It’s a difficult time of year to get yourself to the gym. It’s cold and dark, you’re tired from Christmas, and the gyms are busier than ever.
Luckily, weights and machines aren’t the only way to get results when it comes to your fitness goals.
The movement vs weights based approach
How we move when we exercise directly affects the results we achieve. The most commonly used method is to load a movement with weights. Our muscles react to how we move; the muscle flushes with blood, and the fibres stretch, tear and repair – this is how we condition and build our muscles.
However, it’s a misconception that you have to load (use weights) in a movement in order to get this reaction. To get the long lean look and increase mobility a muscle should be stretched and trained at length as well as working with your energy systems to get the perfect workout for you and the results you desire.
Movement training looks at exactly how an individual performs an exercise and then refines that exercise for that specific goal. A classic example is ‘the lunge’, most commonly done to tone up the glutes, but most often felt in the quads. By taking a simple exercise and adapting that individually for the clients body you can get a much better reaction in the muscle than loading a generic movement with a weight in the ‘hope’ that it will work. Yoga has also been built on the foundations of body movement, with a healthy and balanced lifestyle wrapped around it.
With the right movement specialist you can achieve exceptional results, keeping your body long lean and strong over the winter period. With expert guidance, a workout at home can be more effective than performing the same squats every week at the gym.
Some exercises to try
We’d always recommend getting in touch with one of our highly qualified personal trainers to get efficient results, but if that’s not an option, it’s worth playing with different versions of some simple exercises that we’re all familiar with.

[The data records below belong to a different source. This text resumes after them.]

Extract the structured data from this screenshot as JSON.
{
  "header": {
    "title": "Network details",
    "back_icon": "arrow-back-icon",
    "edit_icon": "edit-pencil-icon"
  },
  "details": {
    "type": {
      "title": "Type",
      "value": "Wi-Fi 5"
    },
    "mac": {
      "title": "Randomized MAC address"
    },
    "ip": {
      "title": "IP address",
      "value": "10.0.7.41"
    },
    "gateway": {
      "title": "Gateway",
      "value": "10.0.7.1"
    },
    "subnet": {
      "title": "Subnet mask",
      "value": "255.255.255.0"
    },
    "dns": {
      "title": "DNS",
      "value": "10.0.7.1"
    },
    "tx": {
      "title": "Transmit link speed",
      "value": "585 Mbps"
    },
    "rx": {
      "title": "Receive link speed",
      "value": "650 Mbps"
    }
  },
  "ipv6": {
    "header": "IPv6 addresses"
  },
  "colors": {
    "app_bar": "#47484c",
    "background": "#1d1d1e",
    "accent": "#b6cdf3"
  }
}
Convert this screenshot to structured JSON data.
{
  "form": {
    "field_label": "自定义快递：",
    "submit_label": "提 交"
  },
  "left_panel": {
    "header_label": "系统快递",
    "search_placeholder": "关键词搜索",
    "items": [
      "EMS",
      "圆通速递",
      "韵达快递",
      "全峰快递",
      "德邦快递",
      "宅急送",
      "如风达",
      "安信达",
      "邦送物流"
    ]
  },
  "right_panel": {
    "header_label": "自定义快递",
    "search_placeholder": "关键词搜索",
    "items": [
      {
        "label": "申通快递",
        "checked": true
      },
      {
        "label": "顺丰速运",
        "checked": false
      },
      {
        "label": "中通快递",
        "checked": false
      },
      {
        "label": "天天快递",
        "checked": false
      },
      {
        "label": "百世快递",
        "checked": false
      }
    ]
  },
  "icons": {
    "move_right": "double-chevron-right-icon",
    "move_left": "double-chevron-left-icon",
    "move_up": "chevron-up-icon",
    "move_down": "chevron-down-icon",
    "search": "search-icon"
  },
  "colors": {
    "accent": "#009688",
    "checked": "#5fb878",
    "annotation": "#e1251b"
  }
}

Push ups are an effective exercise and can be done anywhere. We tend to do just one type, but by changing the hand and arm positions you can get a much more varied workout. Start with having your hands as wide as they will go, do a push then bring them in closer. Do another and continue to bring them closer until your hands are touching. Your chest should touch the floor each time so if you need to drop to your knees to get the range then that’s fine – range of movement is more important than doing lots of smaller fast rep movements as it lengthens the muscles. Once you have mastered that, try changing the angle of your hands. Start by having them facing forwards, then turn them in, and then out. Lastly, you can move your arms in front of you. Again, start as far in front as possible and move them back toward you with every repetition. Once you have mastered all of the above you can start to combine all of them in different sequences.
You can then apply this concept to some other basic exercises: lunges are also easy to do and again we tend to do them the same way. Lunging forwards, start with the foot turned in, then straight (normal), then out. You might notice yourself aching in different spots the next day.
A quick thirty minute workout
Just twenty to thirty minutes of getting the heart rate up and strengthening your muscles every few days will bring a whole host of health benefits – you don’t need to drag yourself away from your family to spend hours in the gym this Christmas. The below is an example of an express, minimal space workout that I recommend to clients when they’re going on holiday.
As with all exercise warm up correctly and consult a professional if you have any injuries.
Jogging on the spot 1 min
Running up and down the stairs 1 min
Skipping 1 min
Push ups (arms Narrow) 1 min
Lunges 1 min
Pushups (arms wide) 1 min
Squat or squat jumps 1 min
Lie down stand up 1 min
Skip 1 mins (or other cardio)
Rest 1 min
Repeat 3 times